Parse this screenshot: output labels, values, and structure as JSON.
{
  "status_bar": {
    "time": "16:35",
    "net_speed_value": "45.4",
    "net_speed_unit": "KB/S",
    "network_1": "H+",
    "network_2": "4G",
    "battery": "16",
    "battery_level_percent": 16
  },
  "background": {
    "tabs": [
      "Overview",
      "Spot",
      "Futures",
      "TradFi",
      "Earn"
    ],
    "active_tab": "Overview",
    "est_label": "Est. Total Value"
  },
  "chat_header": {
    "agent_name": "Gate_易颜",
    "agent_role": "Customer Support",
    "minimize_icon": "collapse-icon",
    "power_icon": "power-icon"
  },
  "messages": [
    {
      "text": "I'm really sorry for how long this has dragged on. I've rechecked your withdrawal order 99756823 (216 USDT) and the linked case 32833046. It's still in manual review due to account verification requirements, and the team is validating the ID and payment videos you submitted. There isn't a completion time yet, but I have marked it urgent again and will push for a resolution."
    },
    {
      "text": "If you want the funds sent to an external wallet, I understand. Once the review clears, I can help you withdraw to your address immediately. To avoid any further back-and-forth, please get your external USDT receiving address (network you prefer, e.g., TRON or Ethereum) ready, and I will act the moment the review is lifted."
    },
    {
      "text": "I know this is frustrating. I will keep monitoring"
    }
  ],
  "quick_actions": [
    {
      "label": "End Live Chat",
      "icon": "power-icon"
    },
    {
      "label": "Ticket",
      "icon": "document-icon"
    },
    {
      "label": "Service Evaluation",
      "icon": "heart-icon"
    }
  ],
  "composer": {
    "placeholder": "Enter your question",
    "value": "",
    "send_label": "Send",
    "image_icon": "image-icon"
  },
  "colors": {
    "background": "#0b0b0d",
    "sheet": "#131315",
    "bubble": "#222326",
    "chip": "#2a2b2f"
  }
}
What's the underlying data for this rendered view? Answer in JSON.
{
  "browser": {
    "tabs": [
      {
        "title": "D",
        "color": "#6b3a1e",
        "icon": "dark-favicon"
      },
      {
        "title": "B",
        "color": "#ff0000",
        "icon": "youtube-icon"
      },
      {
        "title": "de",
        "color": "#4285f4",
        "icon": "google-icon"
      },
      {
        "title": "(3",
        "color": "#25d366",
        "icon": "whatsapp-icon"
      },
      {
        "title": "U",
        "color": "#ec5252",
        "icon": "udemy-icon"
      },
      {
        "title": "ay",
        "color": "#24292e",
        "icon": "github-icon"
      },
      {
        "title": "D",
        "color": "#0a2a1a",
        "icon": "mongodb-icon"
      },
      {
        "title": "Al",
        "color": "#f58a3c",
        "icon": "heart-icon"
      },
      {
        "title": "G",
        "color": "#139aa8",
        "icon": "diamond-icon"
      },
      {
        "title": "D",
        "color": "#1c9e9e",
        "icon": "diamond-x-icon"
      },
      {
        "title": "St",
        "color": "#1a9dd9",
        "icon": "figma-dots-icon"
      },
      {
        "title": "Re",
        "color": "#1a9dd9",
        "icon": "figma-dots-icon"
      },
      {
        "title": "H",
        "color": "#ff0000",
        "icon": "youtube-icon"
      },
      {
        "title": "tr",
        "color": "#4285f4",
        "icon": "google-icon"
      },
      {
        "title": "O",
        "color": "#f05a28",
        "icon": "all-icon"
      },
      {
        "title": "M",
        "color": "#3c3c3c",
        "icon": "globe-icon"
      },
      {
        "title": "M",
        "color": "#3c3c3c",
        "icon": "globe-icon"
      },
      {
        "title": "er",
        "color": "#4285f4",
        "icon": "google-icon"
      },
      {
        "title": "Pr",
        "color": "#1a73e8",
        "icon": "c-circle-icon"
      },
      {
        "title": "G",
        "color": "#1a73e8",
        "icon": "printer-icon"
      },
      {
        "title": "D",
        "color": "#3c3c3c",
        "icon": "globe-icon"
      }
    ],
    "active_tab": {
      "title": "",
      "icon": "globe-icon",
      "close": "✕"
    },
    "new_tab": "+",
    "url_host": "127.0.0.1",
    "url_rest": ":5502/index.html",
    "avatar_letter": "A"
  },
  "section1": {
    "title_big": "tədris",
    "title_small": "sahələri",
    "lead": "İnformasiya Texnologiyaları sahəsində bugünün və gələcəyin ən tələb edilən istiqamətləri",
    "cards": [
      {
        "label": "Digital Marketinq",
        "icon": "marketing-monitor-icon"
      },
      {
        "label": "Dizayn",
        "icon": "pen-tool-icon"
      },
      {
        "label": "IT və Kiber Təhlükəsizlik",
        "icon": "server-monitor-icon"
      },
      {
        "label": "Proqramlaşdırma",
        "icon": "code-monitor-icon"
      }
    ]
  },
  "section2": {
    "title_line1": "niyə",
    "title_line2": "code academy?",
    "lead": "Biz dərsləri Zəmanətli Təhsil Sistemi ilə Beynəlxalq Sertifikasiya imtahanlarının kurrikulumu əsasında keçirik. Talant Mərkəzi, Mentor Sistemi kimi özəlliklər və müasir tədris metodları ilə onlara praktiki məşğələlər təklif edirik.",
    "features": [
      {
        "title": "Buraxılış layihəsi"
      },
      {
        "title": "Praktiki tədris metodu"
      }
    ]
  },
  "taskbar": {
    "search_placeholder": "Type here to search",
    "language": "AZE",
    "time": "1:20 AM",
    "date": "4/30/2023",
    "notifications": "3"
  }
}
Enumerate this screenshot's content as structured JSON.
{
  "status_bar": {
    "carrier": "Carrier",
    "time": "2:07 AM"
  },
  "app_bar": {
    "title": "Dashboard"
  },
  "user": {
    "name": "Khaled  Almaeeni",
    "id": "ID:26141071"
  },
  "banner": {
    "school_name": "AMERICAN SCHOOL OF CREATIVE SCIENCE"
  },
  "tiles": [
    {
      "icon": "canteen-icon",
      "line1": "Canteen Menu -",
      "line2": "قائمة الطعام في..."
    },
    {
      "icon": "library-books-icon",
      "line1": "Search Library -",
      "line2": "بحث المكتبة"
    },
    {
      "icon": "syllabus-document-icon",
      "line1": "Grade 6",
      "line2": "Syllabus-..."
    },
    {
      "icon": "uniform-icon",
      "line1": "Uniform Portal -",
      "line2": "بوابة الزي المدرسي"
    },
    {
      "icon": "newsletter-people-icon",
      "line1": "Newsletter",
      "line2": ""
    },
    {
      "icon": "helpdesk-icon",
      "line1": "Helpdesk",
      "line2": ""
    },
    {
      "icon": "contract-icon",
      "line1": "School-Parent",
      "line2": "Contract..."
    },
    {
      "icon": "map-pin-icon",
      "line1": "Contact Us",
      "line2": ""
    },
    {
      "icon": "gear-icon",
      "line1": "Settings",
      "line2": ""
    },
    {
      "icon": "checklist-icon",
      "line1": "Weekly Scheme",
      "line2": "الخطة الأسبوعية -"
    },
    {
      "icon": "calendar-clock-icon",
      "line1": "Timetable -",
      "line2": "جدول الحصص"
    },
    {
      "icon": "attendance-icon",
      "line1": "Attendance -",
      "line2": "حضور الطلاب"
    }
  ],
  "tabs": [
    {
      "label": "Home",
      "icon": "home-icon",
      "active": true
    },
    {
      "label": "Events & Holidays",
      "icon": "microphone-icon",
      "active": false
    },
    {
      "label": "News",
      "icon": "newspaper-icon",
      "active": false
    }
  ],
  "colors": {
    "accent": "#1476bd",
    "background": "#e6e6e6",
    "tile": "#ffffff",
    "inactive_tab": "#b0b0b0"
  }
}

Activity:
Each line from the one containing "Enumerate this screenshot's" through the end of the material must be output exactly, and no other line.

Response area:
Enumerate this screenshot's content as structured JSON.
{
  "status_bar": {
    "carrier": "Carrier",
    "time": "2:07 AM"
  },
  "app_bar": {
    "title": "Dashboard"
  },
  "user": {
    "name": "Khaled  Almaeeni",
    "id": "ID:26141071"
  },
  "banner": {
    "school_name": "AMERICAN SCHOOL OF CREATIVE SCIENCE"
  },
  "tiles": [
    {
      "icon": "canteen-icon",
      "line1": "Canteen Menu -",
      "line2": "قائمة الطعام في..."
    },
    {
      "icon": "library-books-icon",
      "line1": "Search Library -",
      "line2": "بحث المكتبة"
    },
    {
      "icon": "syllabus-document-icon",
      "line1": "Grade 6",
      "line2": "Syllabus-..."
    },
    {
      "icon": "uniform-icon",
      "line1": "Uniform Portal -",
      "line2": "بوابة الزي المدرسي"
    },
    {
      "icon": "newsletter-people-icon",
      "line1": "Newsletter",
      "line2": ""
    },
    {
      "icon": "helpdesk-icon",
      "line1": "Helpdesk",
      "line2": ""
    },
    {
      "icon": "contract-icon",
      "line1": "School-Parent",
      "line2": "Contract..."
    },
    {
      "icon": "map-pin-icon",
      "line1": "Contact Us",
      "line2": ""
    },
    {
      "icon": "gear-icon",
      "line1": "Settings",
      "line2": ""
    },
    {
      "icon": "checklist-icon",
      "line1": "Weekly Scheme",
      "line2": "الخطة الأسبوعية -"
    },
    {
      "icon": "calendar-clock-icon",
      "line1": "Timetable -",
      "line2": "جدول الحصص"
    },
    {
      "icon": "attendance-icon",
      "line1": "Attendance -",
      "line2": "حضور الطلاب"
    }
  ],
  "tabs": [
    {
      "label": "Home",
      "icon": "home-icon",
      "active": true
    },
    {
      "label": "Events & Holidays",
      "icon": "microphone-icon",
      "active": false
    },
    {
      "label": "News",
      "icon": "newspaper-icon",
      "active": false
    }
  ],
  "colors": {
    "accent": "#1476bd",
    "background": "#e6e6e6",
    "tile": "#ffffff",
    "inactive_tab": "#b0b0b0"
  }
}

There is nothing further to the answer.